_TASK PROMPT_.
Extract every record, exactly as written, and ignore the pictures.

********************

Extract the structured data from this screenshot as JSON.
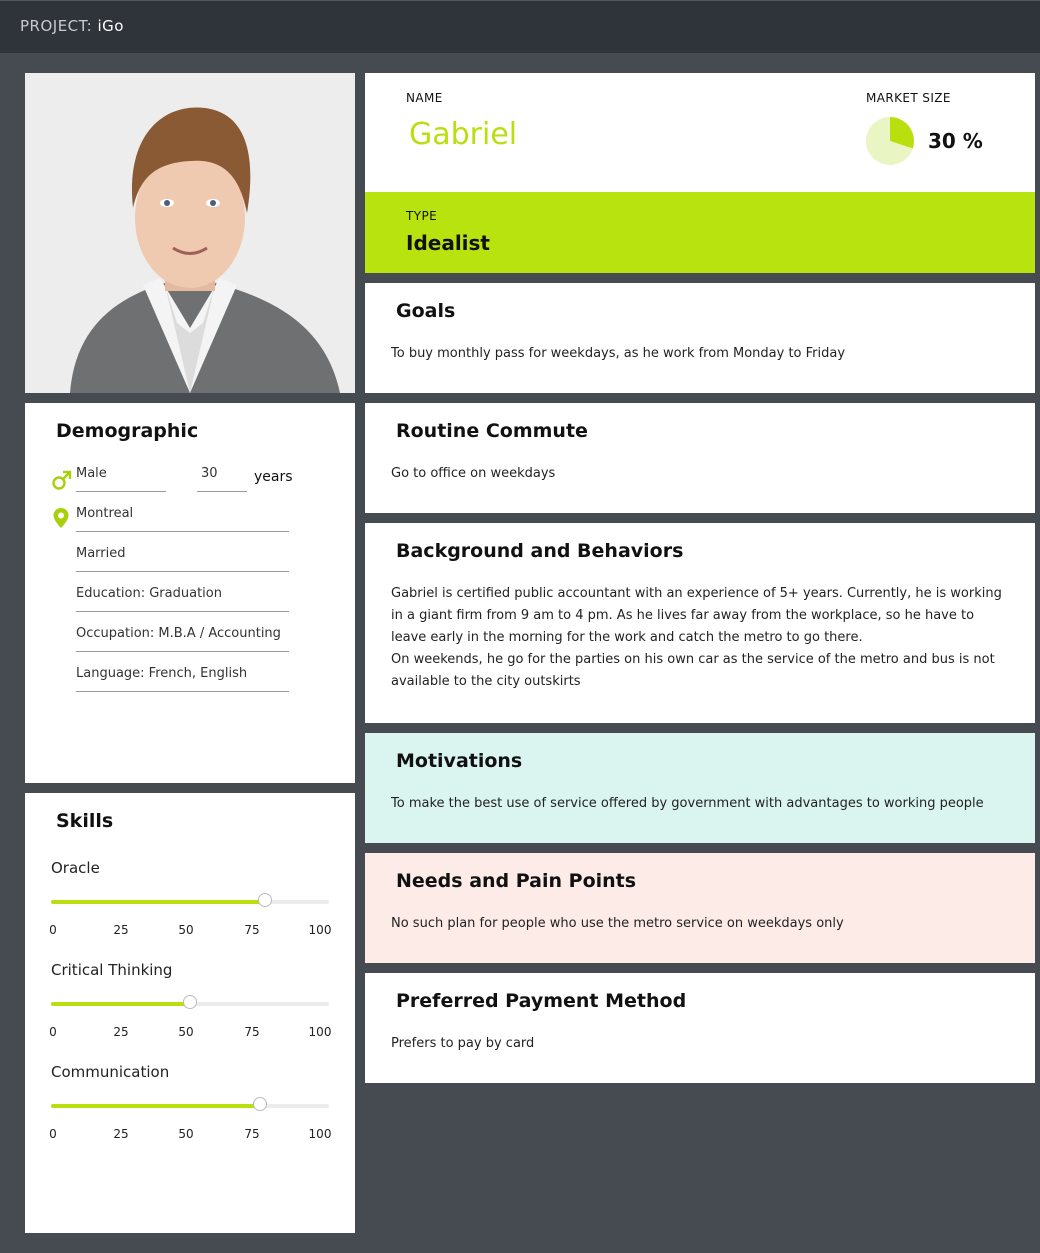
{
  "header": {
    "project_prefix": "PROJECT:",
    "project_name": "iGo"
  },
  "persona": {
    "name_label": "NAME",
    "name": "Gabriel",
    "market_size_label": "MARKET SIZE",
    "market_size": "30 %",
    "market_size_fraction": 0.3,
    "type_label": "TYPE",
    "type": "Idealist"
  },
  "demographic": {
    "title": "Demographic",
    "gender": "Male",
    "age": "30",
    "age_unit": "years",
    "city": "Montreal",
    "marital": "Married",
    "education": "Education: Graduation",
    "occupation": "Occupation: M.B.A / Accounting",
    "language": "Language: French, English"
  },
  "skills": {
    "title": "Skills",
    "ticks": [
      "0",
      "25",
      "50",
      "75",
      "100"
    ],
    "items": [
      {
        "name": "Oracle",
        "value": 77
      },
      {
        "name": "Critical Thinking",
        "value": 50
      },
      {
        "name": "Communication",
        "value": 75
      }
    ]
  },
  "sections": {
    "goals": {
      "title": "Goals",
      "text": "To buy monthly pass for weekdays, as he work from Monday to Friday"
    },
    "routine": {
      "title": "Routine Commute",
      "text": "Go to office on weekdays"
    },
    "background": {
      "title": "Background and Behaviors",
      "text": "Gabriel is certified public accountant with an experience of 5+ years. Currently, he is working in a giant firm from 9 am to 4 pm. As he lives far away from the workplace, so he have to leave early in the morning for the work and catch the metro to go there.\nOn weekends, he go for the parties on his own car as the service of the metro and bus is not available to the city outskirts"
    },
    "motivations": {
      "title": "Motivations",
      "text": "To make the best use of service offered by government with advantages to working people"
    },
    "needs": {
      "title": "Needs and Pain Points",
      "text": "No such plan for people who use the metro service on weekdays only"
    },
    "payment": {
      "title": "Preferred Payment Method",
      "text": "Prefers to pay by card"
    }
  },
  "colors": {
    "accent": "#b9e00e",
    "background": "#464a51",
    "topbar": "#2f333a",
    "motivations_bg": "#daf5ef",
    "needs_bg": "#fdebe8"
  },
  "icons": {
    "gender": "male-symbol-icon",
    "location": "location-pin-icon"
  }
}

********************

_OUTPUT OF THE TASK_.
Extract the structured data from this screenshot as JSON.
{
  "header": {
    "project_prefix": "PROJECT:",
    "project_name": "iGo"
  },
  "persona": {
    "name_label": "NAME",
    "name": "Gabriel",
    "market_size_label": "MARKET SIZE",
    "market_size": "30 %",
    "market_size_fraction": 0.3,
    "type_label": "TYPE",
    "type": "Idealist"
  },
  "demographic": {
    "title": "Demographic",
    "gender": "Male",
    "age": "30",
    "age_unit": "years",
    "city": "Montreal",
    "marital": "Married",
    "education": "Education: Graduation",
    "occupation": "Occupation: M.B.A / Accounting",
    "language": "Language: French, English"
  },
  "skills": {
    "title": "Skills",
    "ticks": [
      "0",
      "25",
      "50",
      "75",
      "100"
    ],
    "items": [
      {
        "name": "Oracle",
        "value": 77
      },
      {
        "name": "Critical Thinking",
        "value": 50
      },
      {
        "name": "Communication",
        "value": 75
      }
    ]
  },
  "sections": {
    "goals": {
      "title": "Goals",
      "text": "To buy monthly pass for weekdays, as he work from Monday to Friday"
    },
    "routine": {
      "title": "Routine Commute",
      "text": "Go to office on weekdays"
    },
    "background": {
      "title": "Background and Behaviors",
      "text": "Gabriel is certified public accountant with an experience of 5+ years. Currently, he is working in a giant firm from 9 am to 4 pm. As he lives far away from the workplace, so he have to leave early in the morning for the work and catch the metro to go there.\nOn weekends, he go for the parties on his own car as the service of the metro and bus is not available to the city outskirts"
    },
    "motivations": {
      "title": "Motivations",
      "text": "To make the best use of service offered by government with advantages to working people"
    },
    "needs": {
      "title": "Needs and Pain Points",
      "text": "No such plan for people who use the metro service on weekdays only"
    },
    "payment": {
      "title": "Preferred Payment Method",
      "text": "Prefers to pay by card"
    }
  },
  "colors": {
    "accent": "#b9e00e",
    "background": "#464a51",
    "topbar": "#2f333a",
    "motivations_bg": "#daf5ef",
    "needs_bg": "#fdebe8"
  },
  "icons": {
    "gender": "male-symbol-icon",
    "location": "location-pin-icon"
  }
}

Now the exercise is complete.